Some people are wondering  these days how to help Canadians develop better water consciousness when most of us think water comes from the refrigerator door, and when asked what is a watershed is might easily reply “it’s a shack in the yard for water bottles.”

There’s no question we take water for granted. So how do we all start valuing water for what it is worth?  Social marketing mnemonic prompts might well remind us to turn off the tap – but to me that sort of effort is just wasting water in different way.

Our Ladies of the Lake work on Lake Simcoe has shown us that a lake or a river is much more than something to be used, and that water is not just a commodity. First hand we’ve seen water’s great powers to teach, inspire and connect us.  As people, business and government grapple with unprecedented social, economic and environmental change, we believe, as U.S. ecologist David W. Orr puts it: “Water can help us flow to a place where mind and habitat are reconnected and where our needs for shelter, warmth, energy, economic well being, health , creativity and conviviality all connect.”

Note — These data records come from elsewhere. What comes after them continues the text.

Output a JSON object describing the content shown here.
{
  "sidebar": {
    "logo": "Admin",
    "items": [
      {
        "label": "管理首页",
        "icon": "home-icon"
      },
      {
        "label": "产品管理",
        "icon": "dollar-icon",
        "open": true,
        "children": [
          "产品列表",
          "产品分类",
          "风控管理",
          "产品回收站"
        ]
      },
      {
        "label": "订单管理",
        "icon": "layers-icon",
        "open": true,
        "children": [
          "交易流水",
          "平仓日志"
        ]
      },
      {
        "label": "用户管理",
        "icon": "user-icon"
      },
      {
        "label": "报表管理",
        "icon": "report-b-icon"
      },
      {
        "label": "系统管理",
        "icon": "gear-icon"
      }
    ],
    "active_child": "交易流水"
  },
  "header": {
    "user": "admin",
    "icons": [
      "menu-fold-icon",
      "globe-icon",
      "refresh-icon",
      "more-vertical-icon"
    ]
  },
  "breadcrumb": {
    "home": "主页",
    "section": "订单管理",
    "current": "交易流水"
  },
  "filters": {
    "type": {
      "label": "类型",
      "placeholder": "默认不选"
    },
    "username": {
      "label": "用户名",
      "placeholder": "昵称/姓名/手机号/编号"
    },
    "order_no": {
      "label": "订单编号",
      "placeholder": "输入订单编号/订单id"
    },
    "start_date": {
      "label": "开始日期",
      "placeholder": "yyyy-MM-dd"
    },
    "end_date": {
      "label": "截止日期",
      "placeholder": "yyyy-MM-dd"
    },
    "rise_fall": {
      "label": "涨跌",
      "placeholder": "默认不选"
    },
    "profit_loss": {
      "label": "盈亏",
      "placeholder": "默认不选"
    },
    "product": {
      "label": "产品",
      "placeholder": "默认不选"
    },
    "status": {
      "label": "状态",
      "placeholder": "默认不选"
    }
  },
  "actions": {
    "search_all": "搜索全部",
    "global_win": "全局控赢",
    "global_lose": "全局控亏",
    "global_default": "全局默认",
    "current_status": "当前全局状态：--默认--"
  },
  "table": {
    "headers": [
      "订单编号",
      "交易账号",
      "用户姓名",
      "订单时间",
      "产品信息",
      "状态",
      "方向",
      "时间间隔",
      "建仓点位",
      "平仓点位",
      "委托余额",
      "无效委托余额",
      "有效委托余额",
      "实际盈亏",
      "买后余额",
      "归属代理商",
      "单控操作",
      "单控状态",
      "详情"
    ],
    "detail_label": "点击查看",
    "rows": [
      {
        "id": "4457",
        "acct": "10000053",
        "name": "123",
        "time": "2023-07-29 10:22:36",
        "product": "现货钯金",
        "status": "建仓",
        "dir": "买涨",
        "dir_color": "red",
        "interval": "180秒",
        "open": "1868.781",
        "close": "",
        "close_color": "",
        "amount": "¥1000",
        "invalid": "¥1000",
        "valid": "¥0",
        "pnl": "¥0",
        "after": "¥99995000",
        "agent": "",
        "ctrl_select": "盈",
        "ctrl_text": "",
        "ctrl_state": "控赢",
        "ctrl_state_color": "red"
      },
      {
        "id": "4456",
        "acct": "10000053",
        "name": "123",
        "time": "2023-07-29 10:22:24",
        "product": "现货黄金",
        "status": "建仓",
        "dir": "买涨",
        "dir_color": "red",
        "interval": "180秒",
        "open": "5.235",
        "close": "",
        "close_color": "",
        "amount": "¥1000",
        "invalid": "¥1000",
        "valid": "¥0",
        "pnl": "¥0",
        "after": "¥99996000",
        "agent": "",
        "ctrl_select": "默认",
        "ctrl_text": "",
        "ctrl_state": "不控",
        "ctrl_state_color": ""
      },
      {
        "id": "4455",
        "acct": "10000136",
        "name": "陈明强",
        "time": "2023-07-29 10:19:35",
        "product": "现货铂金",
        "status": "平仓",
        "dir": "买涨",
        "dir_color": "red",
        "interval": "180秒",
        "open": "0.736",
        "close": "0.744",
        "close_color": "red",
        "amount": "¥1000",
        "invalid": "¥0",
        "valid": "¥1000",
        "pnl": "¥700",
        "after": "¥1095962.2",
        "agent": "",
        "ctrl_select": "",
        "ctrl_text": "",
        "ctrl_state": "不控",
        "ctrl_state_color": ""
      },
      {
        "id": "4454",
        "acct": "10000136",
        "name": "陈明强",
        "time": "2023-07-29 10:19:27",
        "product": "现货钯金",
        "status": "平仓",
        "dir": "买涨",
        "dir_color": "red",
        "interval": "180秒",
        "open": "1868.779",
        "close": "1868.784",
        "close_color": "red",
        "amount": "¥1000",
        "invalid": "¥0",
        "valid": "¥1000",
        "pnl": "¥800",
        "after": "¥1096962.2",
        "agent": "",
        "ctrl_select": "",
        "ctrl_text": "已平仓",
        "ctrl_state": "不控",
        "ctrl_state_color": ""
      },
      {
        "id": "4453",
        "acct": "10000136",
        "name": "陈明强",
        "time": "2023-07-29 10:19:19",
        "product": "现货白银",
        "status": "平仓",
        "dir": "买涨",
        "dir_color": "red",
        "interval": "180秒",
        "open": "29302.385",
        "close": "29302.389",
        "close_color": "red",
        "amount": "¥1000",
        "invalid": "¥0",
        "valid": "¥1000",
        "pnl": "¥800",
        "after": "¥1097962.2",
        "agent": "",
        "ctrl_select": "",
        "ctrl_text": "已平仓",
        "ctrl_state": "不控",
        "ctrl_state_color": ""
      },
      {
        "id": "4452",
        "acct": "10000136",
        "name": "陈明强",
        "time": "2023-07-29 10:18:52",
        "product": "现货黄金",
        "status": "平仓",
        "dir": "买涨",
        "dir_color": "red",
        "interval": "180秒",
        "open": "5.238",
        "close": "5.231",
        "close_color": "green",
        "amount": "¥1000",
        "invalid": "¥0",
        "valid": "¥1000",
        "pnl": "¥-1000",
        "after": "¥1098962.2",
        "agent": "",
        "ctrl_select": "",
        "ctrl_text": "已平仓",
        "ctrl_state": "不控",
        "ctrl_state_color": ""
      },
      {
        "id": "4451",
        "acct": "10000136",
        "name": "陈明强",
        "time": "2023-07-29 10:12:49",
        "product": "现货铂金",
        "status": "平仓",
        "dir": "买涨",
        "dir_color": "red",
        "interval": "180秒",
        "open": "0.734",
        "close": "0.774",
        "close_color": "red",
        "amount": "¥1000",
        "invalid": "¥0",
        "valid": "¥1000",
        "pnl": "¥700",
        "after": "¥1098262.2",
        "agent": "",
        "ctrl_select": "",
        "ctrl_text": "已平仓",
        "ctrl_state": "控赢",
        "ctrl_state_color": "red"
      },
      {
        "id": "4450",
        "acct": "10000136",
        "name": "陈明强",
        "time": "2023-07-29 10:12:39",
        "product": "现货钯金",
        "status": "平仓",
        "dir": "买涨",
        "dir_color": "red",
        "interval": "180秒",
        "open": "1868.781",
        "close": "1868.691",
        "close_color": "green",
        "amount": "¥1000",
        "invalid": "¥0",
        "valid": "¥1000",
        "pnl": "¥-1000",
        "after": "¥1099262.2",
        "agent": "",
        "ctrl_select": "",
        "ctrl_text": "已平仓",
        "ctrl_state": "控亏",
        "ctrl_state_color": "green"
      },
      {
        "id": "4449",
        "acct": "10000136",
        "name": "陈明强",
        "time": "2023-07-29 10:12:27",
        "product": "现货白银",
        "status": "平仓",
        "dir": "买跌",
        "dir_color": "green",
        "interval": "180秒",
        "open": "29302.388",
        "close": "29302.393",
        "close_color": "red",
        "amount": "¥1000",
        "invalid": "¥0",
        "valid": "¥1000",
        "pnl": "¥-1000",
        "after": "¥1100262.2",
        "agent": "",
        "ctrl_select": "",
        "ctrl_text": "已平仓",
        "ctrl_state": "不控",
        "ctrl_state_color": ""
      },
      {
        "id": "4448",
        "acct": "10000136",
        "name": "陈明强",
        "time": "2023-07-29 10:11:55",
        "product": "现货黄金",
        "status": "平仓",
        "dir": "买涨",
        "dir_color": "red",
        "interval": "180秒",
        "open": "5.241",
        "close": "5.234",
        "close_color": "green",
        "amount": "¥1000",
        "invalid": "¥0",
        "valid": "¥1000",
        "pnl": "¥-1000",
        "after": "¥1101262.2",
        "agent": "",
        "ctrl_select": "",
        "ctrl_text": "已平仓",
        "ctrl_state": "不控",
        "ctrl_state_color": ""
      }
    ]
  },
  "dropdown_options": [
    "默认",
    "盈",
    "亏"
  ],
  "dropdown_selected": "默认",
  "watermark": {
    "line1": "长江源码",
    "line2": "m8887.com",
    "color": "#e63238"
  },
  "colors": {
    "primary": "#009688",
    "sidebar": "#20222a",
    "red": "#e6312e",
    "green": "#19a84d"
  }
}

That’s why Ladies of the Lake is taking a lead role in a growing group of people and organizations nurturing the idea of a Water Centre for Innovation, Research and Learning on Lake Simcoe. We see this as a 21st century hub of activity where children, students, scientists, artists, businesses, government and citizens of all types come together to celebrate and learn about water.  And, inspired by water, we see a place where the ecological, social, cultural, economic, recreational and spiritual meanings and benefits of water come together.

The first big step towards a water centre  –to show what it might be—is to  happen August 13, 2011 at the first SPLASH Floating Water Festival on the shores of Lake Simcoe in leafy  De La Salle Park, Jackson’s Point. We invite everyone to join us in  experiencing  the many powers of water… water music, water art, water sports,  water inventions, water learning with a good measure of  fun and fresh local food thrown in . See more at www.splashfestival .ca — and see you there!